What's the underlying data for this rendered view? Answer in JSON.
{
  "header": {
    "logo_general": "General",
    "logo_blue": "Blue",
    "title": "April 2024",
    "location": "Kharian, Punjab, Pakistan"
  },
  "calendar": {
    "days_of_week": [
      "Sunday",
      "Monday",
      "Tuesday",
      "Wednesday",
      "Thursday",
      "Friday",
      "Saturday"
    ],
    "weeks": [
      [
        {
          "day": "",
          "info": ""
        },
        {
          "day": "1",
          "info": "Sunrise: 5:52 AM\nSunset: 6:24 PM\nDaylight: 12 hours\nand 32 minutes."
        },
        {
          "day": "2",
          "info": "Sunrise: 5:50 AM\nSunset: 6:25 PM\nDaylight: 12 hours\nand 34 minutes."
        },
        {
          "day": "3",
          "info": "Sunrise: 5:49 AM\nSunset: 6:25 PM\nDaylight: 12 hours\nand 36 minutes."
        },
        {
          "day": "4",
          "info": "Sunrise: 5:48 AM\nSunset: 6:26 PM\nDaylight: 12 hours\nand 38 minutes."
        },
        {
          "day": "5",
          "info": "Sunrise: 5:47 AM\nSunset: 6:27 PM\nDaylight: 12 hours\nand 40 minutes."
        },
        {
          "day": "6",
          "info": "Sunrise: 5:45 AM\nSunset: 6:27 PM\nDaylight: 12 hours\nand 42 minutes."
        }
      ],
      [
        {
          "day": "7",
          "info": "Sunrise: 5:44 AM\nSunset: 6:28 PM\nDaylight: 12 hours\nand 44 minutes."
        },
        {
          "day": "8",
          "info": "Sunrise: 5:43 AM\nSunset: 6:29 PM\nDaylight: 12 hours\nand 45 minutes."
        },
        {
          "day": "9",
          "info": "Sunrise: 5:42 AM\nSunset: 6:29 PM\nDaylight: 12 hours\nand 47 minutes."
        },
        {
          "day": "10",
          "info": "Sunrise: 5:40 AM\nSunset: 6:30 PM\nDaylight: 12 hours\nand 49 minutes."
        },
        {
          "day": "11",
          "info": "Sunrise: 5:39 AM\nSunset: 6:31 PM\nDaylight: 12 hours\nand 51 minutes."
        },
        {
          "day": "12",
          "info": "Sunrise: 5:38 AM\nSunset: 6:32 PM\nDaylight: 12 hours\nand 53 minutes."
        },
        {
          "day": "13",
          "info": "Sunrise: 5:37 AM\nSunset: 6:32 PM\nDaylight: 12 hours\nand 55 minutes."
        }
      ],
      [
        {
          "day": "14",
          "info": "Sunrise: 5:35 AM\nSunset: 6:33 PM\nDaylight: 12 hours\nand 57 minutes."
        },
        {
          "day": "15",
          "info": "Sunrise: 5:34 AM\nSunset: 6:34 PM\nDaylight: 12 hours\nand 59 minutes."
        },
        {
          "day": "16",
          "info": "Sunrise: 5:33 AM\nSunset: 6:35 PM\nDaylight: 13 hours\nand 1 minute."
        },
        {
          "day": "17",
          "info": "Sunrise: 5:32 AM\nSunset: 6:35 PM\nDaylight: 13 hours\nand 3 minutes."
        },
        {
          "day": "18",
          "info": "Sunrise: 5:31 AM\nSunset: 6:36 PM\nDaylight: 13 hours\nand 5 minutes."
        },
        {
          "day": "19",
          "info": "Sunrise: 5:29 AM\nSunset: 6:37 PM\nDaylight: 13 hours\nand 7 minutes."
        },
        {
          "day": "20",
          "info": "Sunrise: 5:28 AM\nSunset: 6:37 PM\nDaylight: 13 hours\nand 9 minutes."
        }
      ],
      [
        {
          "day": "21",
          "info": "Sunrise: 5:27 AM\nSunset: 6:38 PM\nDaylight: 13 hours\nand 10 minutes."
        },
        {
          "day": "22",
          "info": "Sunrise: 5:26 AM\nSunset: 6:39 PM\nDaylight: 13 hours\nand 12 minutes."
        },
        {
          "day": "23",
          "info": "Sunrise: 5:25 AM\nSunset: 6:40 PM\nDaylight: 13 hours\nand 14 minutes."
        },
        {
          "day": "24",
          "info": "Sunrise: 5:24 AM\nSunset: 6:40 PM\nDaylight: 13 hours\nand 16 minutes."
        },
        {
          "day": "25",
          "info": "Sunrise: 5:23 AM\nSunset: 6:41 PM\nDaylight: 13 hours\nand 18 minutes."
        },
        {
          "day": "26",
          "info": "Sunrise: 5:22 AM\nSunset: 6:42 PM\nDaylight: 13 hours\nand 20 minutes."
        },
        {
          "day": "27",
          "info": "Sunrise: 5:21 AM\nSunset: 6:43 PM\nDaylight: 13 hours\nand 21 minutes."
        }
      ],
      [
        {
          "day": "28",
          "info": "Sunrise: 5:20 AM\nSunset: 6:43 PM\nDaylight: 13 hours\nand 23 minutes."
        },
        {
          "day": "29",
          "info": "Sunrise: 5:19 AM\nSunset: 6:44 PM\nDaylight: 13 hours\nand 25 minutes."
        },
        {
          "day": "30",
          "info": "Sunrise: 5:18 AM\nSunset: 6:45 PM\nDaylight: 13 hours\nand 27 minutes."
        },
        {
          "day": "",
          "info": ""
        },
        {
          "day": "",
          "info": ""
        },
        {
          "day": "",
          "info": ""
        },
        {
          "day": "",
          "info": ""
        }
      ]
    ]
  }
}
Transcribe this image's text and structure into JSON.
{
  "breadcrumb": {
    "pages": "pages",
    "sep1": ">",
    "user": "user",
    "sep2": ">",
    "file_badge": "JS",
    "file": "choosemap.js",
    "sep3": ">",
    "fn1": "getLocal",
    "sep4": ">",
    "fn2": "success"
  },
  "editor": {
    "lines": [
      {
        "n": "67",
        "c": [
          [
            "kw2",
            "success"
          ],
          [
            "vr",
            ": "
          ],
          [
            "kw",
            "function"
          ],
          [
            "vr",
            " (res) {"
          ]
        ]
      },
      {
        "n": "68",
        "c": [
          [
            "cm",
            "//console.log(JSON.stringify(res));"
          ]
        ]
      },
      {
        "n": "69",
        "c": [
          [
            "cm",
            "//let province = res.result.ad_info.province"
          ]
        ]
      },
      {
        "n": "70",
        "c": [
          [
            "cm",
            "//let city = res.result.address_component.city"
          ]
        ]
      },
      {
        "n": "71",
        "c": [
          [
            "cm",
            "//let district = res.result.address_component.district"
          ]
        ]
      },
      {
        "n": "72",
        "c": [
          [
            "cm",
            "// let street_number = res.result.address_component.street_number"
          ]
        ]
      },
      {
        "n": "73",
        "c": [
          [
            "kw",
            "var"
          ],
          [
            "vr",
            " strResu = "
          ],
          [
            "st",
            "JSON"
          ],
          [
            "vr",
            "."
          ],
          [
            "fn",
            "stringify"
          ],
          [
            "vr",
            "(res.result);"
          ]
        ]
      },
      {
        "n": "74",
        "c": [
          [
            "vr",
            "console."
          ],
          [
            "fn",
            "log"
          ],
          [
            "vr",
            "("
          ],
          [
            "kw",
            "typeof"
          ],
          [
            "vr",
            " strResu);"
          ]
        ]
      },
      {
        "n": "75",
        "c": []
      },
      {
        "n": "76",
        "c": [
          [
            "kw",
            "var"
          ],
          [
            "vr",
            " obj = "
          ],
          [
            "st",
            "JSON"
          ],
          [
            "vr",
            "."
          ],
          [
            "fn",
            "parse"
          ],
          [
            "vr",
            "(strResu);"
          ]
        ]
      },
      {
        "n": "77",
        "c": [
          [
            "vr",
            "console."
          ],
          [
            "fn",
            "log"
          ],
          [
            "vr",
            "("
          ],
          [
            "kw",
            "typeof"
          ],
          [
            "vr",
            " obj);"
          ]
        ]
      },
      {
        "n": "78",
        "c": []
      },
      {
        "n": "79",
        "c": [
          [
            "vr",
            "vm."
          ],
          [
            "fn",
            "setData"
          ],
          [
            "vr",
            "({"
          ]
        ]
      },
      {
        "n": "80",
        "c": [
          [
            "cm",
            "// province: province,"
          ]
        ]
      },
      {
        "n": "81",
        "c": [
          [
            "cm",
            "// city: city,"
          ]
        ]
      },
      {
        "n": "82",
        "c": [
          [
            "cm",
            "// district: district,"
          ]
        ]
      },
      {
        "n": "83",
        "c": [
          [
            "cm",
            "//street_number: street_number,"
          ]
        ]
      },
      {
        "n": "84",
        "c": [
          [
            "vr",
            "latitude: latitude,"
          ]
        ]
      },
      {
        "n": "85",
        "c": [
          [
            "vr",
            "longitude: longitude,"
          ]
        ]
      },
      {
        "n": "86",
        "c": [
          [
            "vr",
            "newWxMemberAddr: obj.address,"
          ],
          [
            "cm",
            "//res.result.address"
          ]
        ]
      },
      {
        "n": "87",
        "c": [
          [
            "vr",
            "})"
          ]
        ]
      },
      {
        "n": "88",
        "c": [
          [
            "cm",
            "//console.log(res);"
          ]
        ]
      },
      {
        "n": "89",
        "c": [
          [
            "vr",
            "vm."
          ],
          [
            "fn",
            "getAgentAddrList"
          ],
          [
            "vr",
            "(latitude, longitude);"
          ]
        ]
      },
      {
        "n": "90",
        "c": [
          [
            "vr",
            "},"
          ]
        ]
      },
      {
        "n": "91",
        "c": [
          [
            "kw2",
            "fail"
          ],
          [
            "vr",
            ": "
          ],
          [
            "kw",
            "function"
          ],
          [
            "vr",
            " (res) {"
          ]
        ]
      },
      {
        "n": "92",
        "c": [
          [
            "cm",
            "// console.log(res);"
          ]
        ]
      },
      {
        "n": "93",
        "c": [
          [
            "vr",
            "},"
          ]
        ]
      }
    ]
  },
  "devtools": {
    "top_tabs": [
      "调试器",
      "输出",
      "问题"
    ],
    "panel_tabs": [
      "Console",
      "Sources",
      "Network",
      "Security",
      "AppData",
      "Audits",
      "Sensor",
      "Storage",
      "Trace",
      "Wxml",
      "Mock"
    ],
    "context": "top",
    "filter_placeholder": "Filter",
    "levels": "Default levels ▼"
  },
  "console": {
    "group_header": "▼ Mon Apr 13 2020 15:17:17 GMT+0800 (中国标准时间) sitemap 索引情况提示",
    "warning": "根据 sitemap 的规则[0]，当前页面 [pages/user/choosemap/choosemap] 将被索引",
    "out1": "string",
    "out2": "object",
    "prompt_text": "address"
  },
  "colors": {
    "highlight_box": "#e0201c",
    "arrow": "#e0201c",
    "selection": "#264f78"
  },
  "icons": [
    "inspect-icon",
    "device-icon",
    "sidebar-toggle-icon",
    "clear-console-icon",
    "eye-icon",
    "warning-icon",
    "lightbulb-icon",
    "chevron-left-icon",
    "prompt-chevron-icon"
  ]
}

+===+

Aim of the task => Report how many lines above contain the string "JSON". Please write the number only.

Your response => 5